» **EXERCISE**:
Below are the records; pull every line that includes "modelP".

Dataset entries:

>>

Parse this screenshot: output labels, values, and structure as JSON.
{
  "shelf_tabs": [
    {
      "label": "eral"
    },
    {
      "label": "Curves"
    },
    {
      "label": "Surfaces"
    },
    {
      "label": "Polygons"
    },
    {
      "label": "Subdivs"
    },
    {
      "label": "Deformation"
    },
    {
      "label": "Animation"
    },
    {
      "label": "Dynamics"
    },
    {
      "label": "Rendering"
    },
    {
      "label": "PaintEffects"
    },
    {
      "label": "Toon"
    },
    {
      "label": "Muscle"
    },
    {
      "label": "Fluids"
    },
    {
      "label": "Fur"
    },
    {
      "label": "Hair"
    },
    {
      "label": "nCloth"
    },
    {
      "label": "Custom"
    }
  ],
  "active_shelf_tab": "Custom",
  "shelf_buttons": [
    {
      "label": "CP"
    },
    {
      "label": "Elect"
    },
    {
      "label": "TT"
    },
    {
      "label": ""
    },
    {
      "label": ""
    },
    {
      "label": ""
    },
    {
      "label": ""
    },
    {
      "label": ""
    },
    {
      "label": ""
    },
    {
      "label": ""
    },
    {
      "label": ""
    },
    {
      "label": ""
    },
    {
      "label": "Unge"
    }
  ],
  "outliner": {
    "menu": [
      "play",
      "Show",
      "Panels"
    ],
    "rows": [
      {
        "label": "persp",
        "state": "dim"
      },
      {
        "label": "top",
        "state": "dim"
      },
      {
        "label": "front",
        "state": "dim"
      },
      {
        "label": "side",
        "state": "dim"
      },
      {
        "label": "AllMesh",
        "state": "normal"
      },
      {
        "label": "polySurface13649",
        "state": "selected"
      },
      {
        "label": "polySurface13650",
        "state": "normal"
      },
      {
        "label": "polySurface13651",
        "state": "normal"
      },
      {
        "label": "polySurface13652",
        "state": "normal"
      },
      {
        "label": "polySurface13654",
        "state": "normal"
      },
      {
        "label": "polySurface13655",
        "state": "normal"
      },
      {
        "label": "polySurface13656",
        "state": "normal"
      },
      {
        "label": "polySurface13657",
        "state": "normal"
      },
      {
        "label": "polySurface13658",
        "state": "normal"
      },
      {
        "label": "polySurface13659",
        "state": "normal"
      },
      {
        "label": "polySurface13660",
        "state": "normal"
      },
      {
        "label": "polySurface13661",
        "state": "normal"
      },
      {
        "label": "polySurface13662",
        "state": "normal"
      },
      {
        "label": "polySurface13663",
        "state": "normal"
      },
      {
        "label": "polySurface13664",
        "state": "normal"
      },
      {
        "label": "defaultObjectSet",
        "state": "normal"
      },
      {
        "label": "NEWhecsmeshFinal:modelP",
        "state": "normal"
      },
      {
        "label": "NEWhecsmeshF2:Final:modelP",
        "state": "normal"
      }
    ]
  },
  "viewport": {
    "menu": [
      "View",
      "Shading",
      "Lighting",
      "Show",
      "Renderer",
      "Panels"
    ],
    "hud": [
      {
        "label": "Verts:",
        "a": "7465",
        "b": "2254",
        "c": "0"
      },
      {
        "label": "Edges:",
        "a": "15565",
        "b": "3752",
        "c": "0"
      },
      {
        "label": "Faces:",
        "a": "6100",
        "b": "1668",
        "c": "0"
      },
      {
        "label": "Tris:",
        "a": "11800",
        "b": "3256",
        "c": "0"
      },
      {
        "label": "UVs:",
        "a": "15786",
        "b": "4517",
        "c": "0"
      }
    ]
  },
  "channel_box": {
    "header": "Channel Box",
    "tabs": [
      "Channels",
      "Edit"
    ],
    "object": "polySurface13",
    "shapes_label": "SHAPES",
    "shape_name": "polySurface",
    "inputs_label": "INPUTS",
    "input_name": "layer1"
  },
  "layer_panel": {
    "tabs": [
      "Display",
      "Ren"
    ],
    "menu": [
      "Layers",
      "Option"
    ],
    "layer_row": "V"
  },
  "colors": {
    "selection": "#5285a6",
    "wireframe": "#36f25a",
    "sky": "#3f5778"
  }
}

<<

» **SOLUTION**:
        "label": "NEWhecsmeshFinal:modelP",
        "label": "NEWhecsmeshF2:Final:modelP",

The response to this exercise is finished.